Over the last week in Italy financial and non-financial papers have written extensively about the hostile takeover of Mediaset by Vivendi, an Italian media and television company. But what does one actually know about Vivendi?
Vivendi is a huge French multinational mass media company based in Paris. It has invested in many different industries across its history like television, movies, video games and telecommunications. The French-based company has as its main shareholder with 30% voting rights Group Bollorè, which is managed by the French billionaire Vincent Bollorè.
For the last quarter (ended on September 30th, 2016), Vivendi reported an astonishing €10.86bn in revenues (trailing twelve months) and an EBITDA of €845m. Due to its extensive economic and financial power, Vivendi was able, throughout its history, to perform many M&As in different industries, some of which have not been that friendly. Some examples are: Gameloft (bought 96% of the company), Ubisoft (25.15%), Telecom Italia (24.6%), Mediobanca (8%) and the latest one is Mediaset (25.7%)
Clash Of The Titans
As a matter of fact, after a failed agreement in the summer, when the company led by Vincent Bollorè was supposed to buy a 100% stake in Mediaset Premium (digital terrestrial service provided by Mediaset), the two companies ended up in court after Mediaset sued Vivendi. It seemed that the two companies were not going to do business together, at least until December 13th, when Vivendi decided to become one of the major shareholders of Mediaset, growing its stake from 3% to almost the 30% in about a week.
Fininvest, a company controlled by the Berlusconi family and Mediaset main shareholder, tried to protect itself against the takeover by increasing its stake to 39.775%.
The intention of Bollorè is probably to make a deal from a much stronger position, while Fininvest is taking time with its legal team in order to find a solution, that, accordingly to some experts, could involve the acquisition of some put & call, in order to increase Fininvest’s stake to 5% over the next few months.
The importance of Mediaset in the Italian economy and the fact that this company is owned by the former prime minister Silvio Berlusconi and still active in politics shifted the discussion from the financial markets to the political arena.
As a matter of fact, on the one hand, Lorenzo Guerini deputy secretary of the ruling centre-left Democratic party said that:
“The government would have to explore actions to ensure the safety of an Italian asset”.
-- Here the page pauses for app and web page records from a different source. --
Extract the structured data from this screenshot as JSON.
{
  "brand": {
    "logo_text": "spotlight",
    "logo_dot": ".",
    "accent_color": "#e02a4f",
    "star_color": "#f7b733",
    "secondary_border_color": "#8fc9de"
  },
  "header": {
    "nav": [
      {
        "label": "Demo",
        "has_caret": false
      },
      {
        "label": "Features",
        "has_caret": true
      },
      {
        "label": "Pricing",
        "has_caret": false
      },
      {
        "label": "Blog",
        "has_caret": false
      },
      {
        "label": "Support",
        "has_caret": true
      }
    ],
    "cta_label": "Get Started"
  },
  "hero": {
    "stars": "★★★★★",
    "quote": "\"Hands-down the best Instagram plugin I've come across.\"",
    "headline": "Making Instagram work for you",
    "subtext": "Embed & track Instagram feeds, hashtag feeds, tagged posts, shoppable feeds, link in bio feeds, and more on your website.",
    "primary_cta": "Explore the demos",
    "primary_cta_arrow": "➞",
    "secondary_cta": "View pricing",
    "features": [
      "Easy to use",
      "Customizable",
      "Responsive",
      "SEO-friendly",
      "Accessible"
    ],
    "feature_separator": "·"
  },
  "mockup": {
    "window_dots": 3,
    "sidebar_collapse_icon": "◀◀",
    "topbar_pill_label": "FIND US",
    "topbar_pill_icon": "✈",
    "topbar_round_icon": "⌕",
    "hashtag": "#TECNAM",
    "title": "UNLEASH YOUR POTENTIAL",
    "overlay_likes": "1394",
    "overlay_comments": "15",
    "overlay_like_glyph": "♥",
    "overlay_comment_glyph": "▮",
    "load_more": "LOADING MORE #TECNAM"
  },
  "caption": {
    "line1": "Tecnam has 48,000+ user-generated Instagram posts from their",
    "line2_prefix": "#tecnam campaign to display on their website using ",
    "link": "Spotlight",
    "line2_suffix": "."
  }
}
On the other hand, the exponents of the anti-establishment Five-Star Movement said that, in their opinion, a state intervention would be “completely inappropriate” as Mediaset is not a strategic asset for Italy or at least it is less strategic than Telecom, of which Vivendi became freely the major shareholder in June 2015.
The question now is what is going to happen in the future to Mediaset the answer right now is far from clear, but in the next months, the strategy of Vivendi and Fininvest will become more apparent.
In addition, it is going to be interesting to see how this situation affects the Italian political class, which is in the middle of post-referendum discussions and the rescue of Monte dei Paschi di Siena.